Meanwhile, Dewhurst, the man he humiliated last August, was in the headlines for an awkward call he made this month to the police in Allen to try to spring (without success) his niece from jail on charge of shoplifting a $57 bag of groceries from a self-service checkout at a Kroger.
Perry, the putative leader of Texas Republicans, is a lame duck, having announced he won’t seek another term as governor next year. Perry told Newsmax on Thursday that running for president in 2016 is a “very viable option.” But if Cruz has already vaulted into the ranks of first-tier candidates, Perry would start out in the second or third tier – his first challenge is to erase the memory of his last stumbling presidential run in 2012. Perhaps with that memory in mind, in his interview with Newsmax, Perry described Cruz, a potential political rival, as “one of the great debaters of our time.”
By all rights, the spotlight during the August recess ought to be on Cruz’s senior partner in Washington – Cornyn – who is, after all, up for re-election in 2014. He is the minority whip, the No. 2 Republican in the Senate, with the potential to become a future minority or – if Republicans can regain control of the Senate – majority leader. His voting record is virtually identical to Cruz’s. Cornyn originally signed onto the Defund Obamacare effort, but he then thought better of it.
But his August recess in Texas has been a fairly low-key affair, keeping Cornyn away from scenes that would spark talk of a Cruz-Cornyn conflict.
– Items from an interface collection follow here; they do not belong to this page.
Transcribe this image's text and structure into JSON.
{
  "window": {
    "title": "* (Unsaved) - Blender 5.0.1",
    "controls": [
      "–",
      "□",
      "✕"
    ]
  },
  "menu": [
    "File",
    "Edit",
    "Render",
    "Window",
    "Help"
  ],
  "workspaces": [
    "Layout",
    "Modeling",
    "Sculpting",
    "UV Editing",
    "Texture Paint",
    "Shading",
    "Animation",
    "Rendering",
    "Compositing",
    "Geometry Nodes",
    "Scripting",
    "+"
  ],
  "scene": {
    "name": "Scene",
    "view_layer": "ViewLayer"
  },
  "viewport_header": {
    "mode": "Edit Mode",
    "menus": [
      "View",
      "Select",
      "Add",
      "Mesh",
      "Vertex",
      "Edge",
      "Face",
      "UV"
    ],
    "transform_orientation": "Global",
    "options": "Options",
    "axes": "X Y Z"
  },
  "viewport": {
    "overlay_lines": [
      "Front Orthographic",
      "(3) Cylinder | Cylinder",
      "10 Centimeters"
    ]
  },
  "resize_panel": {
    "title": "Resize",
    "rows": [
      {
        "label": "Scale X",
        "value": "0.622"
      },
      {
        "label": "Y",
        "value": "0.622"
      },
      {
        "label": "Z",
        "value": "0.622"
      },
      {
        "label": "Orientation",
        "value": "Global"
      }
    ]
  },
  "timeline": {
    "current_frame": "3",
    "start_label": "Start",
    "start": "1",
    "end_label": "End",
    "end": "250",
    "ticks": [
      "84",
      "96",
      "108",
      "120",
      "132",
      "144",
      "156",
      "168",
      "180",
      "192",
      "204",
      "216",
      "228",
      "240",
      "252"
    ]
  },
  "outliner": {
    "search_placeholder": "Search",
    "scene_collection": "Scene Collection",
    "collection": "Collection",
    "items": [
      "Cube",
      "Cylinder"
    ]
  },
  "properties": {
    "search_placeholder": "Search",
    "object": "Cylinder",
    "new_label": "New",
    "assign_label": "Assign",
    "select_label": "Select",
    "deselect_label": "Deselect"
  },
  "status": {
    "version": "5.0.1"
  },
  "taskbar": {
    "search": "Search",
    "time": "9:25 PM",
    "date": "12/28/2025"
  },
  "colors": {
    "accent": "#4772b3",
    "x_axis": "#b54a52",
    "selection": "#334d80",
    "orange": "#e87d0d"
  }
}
At the Republican fundraiser Friday in New Hampshire, Cruz said he wouldn’t be making an endorsement in Cornyn’s primary race. At this point, Cornyn doesn’t have a serious Republican rival and doesn’t want to do anything to inspire one before the filing deadline in early December.
He has done more controlled events – like an Aug. 15 Google hangout and a tele-town hall meeting Wednesday — in which he took questions online. In both cases, the first question was whether he was on board with Cruz on defunding the Affordable Care Act, and, if not, why not?
“This is what I would call a friendly disagreement on tactics in the family and certainly not one of ultimate goals,” Cornyn said at the tele-town hall session.
But, if it’s a family disagreement, it’s a fairly dysfunctional family. One conservative group, ForAmerica, launched a Web video this week comparing Cornyn to a chicken as part of its “You Fund It, You Own It” campaign with Tea Party Patriots. Another conservative group, FreedomWorks, launched a digital advertising campaign questioning why “Senator John Cornyn — one of the original supporters – has bowed to the Republican Establishment.”
“It does seem kind of wishy-washy,” said Lenee Lovejoy of Hays County, who was among a throng packed into a banquet room at Texas Land and Cattle in Austin on Wednesday night to hear Whitney Neal, director of campaigns for FreedomWorks, describe Come and Take It TX, the campaign FreedomWorks is launching to combat Battleground Texas’ efforts to turn the state Democratic. Neal said FreedomWorks is also happy to help defeat any Republican incumbents the folks there found uninspiring.
Abbott, his eyes on the governorship, is trying to stay out of the line of fire on Cruz’s defunding strategy.
At a news conference he called this month to once again attack Obamacare, Abbott said congressional tactics were “outside the sphere of my expertise.”
“Abbott’s trying to be Ted Cornyn — he wants to be everyone’s friend,” said Macias, the consultant.
In Waco, Wesley Lloyd, a young attorney and president of the McLennan County Republican Party who emceed the West benefit, said he worries about internecine Republican feuding, noting that Democrats turned Colorado blue while once-dominant Republicans argued among themselves.
But, of Cruz’s star quality, he said, there can be no doubt.
“His synapses fire quicker than average,” Lloyd said.